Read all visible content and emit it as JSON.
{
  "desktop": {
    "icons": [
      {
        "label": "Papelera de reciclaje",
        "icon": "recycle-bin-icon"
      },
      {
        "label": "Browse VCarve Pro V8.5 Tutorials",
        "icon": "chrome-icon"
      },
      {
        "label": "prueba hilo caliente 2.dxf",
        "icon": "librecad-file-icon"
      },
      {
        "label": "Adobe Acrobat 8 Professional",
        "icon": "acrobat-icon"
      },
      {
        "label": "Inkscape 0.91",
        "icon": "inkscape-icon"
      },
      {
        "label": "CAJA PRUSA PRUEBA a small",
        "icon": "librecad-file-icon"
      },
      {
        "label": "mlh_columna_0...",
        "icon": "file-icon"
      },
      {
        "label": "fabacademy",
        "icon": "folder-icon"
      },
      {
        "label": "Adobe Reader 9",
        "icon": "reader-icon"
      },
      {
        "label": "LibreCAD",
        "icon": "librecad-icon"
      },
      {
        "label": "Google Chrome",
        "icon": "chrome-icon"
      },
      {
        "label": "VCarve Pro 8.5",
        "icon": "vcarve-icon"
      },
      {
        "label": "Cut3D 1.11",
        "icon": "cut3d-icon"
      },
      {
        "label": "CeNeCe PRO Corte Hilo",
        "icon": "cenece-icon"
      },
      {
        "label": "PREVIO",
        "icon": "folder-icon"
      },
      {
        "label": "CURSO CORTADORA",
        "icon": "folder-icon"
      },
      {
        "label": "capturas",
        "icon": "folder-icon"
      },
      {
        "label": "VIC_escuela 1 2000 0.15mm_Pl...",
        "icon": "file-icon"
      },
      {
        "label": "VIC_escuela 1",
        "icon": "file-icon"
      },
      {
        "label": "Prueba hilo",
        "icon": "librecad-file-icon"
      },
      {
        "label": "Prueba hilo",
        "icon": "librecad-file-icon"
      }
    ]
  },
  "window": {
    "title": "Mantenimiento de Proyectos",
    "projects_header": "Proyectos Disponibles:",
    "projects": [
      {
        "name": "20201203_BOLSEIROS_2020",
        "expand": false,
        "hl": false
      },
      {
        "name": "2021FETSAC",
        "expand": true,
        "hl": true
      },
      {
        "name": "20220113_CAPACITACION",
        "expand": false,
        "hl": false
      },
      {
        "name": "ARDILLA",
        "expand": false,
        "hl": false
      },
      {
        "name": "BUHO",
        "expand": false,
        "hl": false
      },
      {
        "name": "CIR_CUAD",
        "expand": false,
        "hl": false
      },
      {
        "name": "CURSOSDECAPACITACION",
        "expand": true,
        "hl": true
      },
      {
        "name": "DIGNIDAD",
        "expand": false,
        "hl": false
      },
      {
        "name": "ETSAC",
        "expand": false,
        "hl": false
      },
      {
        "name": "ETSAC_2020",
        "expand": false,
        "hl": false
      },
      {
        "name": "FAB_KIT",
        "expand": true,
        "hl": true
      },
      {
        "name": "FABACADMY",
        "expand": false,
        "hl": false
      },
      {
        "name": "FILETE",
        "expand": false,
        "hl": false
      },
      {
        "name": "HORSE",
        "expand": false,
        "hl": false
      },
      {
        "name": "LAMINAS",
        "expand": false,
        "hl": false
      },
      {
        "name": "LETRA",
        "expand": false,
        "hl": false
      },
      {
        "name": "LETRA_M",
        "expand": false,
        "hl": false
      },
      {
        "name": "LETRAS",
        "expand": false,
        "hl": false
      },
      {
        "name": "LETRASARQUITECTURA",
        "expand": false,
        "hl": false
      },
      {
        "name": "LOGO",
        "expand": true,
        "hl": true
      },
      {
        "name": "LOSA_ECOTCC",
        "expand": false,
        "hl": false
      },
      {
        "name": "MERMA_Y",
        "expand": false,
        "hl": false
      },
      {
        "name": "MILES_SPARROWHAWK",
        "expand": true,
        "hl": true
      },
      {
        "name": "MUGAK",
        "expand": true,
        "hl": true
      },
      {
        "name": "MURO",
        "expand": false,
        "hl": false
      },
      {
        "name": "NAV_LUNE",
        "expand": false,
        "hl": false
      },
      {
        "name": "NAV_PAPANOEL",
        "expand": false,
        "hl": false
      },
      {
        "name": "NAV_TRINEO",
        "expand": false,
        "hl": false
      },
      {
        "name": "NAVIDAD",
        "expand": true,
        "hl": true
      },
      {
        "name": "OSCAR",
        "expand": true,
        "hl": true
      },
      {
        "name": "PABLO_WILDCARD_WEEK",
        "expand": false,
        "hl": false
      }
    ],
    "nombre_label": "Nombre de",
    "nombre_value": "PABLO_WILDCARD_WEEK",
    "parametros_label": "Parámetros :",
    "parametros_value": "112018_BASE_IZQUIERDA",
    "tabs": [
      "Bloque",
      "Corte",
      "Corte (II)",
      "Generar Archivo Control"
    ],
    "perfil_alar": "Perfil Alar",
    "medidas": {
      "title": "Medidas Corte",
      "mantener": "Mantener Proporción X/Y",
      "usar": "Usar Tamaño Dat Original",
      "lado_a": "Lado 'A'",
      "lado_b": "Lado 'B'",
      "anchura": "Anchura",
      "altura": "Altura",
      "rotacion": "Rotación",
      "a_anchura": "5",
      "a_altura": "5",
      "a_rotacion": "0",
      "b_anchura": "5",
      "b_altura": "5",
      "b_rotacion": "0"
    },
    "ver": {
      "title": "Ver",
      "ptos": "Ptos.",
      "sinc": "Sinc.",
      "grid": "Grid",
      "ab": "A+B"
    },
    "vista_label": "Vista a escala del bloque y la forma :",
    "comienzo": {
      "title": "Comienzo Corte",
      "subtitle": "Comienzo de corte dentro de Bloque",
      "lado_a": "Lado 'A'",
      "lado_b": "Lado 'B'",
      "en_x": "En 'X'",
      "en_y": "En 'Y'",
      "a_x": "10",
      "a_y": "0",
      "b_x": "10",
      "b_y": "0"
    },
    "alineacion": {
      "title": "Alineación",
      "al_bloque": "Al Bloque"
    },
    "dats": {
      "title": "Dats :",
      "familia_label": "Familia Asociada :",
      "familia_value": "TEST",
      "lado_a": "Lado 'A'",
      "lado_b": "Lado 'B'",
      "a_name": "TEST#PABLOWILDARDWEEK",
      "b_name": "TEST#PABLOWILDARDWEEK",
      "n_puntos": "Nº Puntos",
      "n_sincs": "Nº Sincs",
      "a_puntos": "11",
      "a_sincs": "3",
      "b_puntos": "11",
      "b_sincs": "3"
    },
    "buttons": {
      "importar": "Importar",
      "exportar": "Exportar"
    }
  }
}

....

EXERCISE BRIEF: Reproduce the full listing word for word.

ANSWER TO THE EXERCISE:
Read all visible content and emit it as JSON.
{
  "desktop": {
    "icons": [
      {
        "label": "Papelera de reciclaje",
        "icon": "recycle-bin-icon"
      },
      {
        "label": "Browse VCarve Pro V8.5 Tutorials",
        "icon": "chrome-icon"
      },
      {
        "label": "prueba hilo caliente 2.dxf",
        "icon": "librecad-file-icon"
      },
      {
        "label": "Adobe Acrobat 8 Professional",
        "icon": "acrobat-icon"
      },
      {
        "label": "Inkscape 0.91",
        "icon": "inkscape-icon"
      },
      {
        "label": "CAJA PRUSA PRUEBA a small",
        "icon": "librecad-file-icon"
      },
      {
        "label": "mlh_columna_0...",
        "icon": "file-icon"
      },
      {
        "label": "fabacademy",
        "icon": "folder-icon"
      },
      {
        "label": "Adobe Reader 9",
        "icon": "reader-icon"
      },
      {
        "label": "LibreCAD",
        "icon": "librecad-icon"
      },
      {
        "label": "Google Chrome",
        "icon": "chrome-icon"
      },
      {
        "label": "VCarve Pro 8.5",
        "icon": "vcarve-icon"
      },
      {
        "label": "Cut3D 1.11",
        "icon": "cut3d-icon"
      },
      {
        "label": "CeNeCe PRO Corte Hilo",
        "icon": "cenece-icon"
      },
      {
        "label": "PREVIO",
        "icon": "folder-icon"
      },
      {
        "label": "CURSO CORTADORA",
        "icon": "folder-icon"
      },
      {
        "label": "capturas",
        "icon": "folder-icon"
      },
      {
        "label": "VIC_escuela 1 2000 0.15mm_Pl...",
        "icon": "file-icon"
      },
      {
        "label": "VIC_escuela 1",
        "icon": "file-icon"
      },
      {
        "label": "Prueba hilo",
        "icon": "librecad-file-icon"
      },
      {
        "label": "Prueba hilo",
        "icon": "librecad-file-icon"
      }
    ]
  },
  "window": {
    "title": "Mantenimiento de Proyectos",
    "projects_header": "Proyectos Disponibles:",
    "projects": [
      {
        "name": "20201203_BOLSEIROS_2020",
        "expand": false,
        "hl": false
      },
      {
        "name": "2021FETSAC",
        "expand": true,
        "hl": true
      },
      {
        "name": "20220113_CAPACITACION",
        "expand": false,
        "hl": false
      },
      {
        "name": "ARDILLA",
        "expand": false,
        "hl": false
      },
      {
        "name": "BUHO",
        "expand": false,
        "hl": false
      },
      {
        "name": "CIR_CUAD",
        "expand": false,
        "hl": false
      },
      {
        "name": "CURSOSDECAPACITACION",
        "expand": true,
        "hl": true
      },
      {
        "name": "DIGNIDAD",
        "expand": false,
        "hl": false
      },
      {
        "name": "ETSAC",
        "expand": false,
        "hl": false
      },
      {
        "name": "ETSAC_2020",
        "expand": false,
        "hl": false
      },
      {
        "name": "FAB_KIT",
        "expand": true,
        "hl": true
      },
      {
        "name": "FABACADMY",
        "expand": false,
        "hl": false
      },
      {
        "name": "FILETE",
        "expand": false,
        "hl": false
      },
      {
        "name": "HORSE",
        "expand": false,
        "hl": false
      },
      {
        "name": "LAMINAS",
        "expand": false,
        "hl": false
      },
      {
        "name": "LETRA",
        "expand": false,
        "hl": false
      },
      {
        "name": "LETRA_M",
        "expand": false,
        "hl": false
      },
      {
        "name": "LETRAS",
        "expand": false,
        "hl": false
      },
      {
        "name": "LETRASARQUITECTURA",
        "expand": false,
        "hl": false
      },
      {
        "name": "LOGO",
        "expand": true,
        "hl": true
      },
      {
        "name": "LOSA_ECOTCC",
        "expand": false,
        "hl": false
      },
      {
        "name": "MERMA_Y",
        "expand": false,
        "hl": false
      },
      {
        "name": "MILES_SPARROWHAWK",
        "expand": true,
        "hl": true
      },
      {
        "name": "MUGAK",
        "expand": true,
        "hl": true
      },
      {
        "name": "MURO",
        "expand": false,
        "hl": false
      },
      {
        "name": "NAV_LUNE",
        "expand": false,
        "hl": false
      },
      {
        "name": "NAV_PAPANOEL",
        "expand": false,
        "hl": false
      },
      {
        "name": "NAV_TRINEO",
        "expand": false,
        "hl": false
      },
      {
        "name": "NAVIDAD",
        "expand": true,
        "hl": true
      },
      {
        "name": "OSCAR",
        "expand": true,
        "hl": true
      },
      {
        "name": "PABLO_WILDCARD_WEEK",
        "expand": false,
        "hl": false
      }
    ],
    "nombre_label": "Nombre de",
    "nombre_value": "PABLO_WILDCARD_WEEK",
    "parametros_label": "Parámetros :",
    "parametros_value": "112018_BASE_IZQUIERDA",
    "tabs": [
      "Bloque",
      "Corte",
      "Corte (II)",
      "Generar Archivo Control"
    ],
    "perfil_alar": "Perfil Alar",
    "medidas": {
      "title": "Medidas Corte",
      "mantener": "Mantener Proporción X/Y",
      "usar": "Usar Tamaño Dat Original",
      "lado_a": "Lado 'A'",
      "lado_b": "Lado 'B'",
      "anchura": "Anchura",
      "altura": "Altura",
      "rotacion": "Rotación",
      "a_anchura": "5",
      "a_altura": "5",
      "a_rotacion": "0",
      "b_anchura": "5",
      "b_altura": "5",
      "b_rotacion": "0"
    },
    "ver": {
      "title": "Ver",
      "ptos": "Ptos.",
      "sinc": "Sinc.",
      "grid": "Grid",
      "ab": "A+B"
    },
    "vista_label": "Vista a escala del bloque y la forma :",
    "comienzo": {
      "title": "Comienzo Corte",
      "subtitle": "Comienzo de corte dentro de Bloque",
      "lado_a": "Lado 'A'",
      "lado_b": "Lado 'B'",
      "en_x": "En 'X'",
      "en_y": "En 'Y'",
      "a_x": "10",
      "a_y": "0",
      "b_x": "10",
      "b_y": "0"
    },
    "alineacion": {
      "title": "Alineación",
      "al_bloque": "Al Bloque"
    },
    "dats": {
      "title": "Dats :",
      "familia_label": "Familia Asociada :",
      "familia_value": "TEST",
      "lado_a": "Lado 'A'",
      "lado_b": "Lado 'B'",
      "a_name": "TEST#PABLOWILDARDWEEK",
      "b_name": "TEST#PABLOWILDARDWEEK",
      "n_puntos": "Nº Puntos",
      "n_sincs": "Nº Sincs",
      "a_puntos": "11",
      "a_sincs": "3",
      "b_puntos": "11",
      "b_sincs": "3"
    },
    "buttons": {
      "importar": "Importar",
      "exportar": "Exportar"
    }
  }
}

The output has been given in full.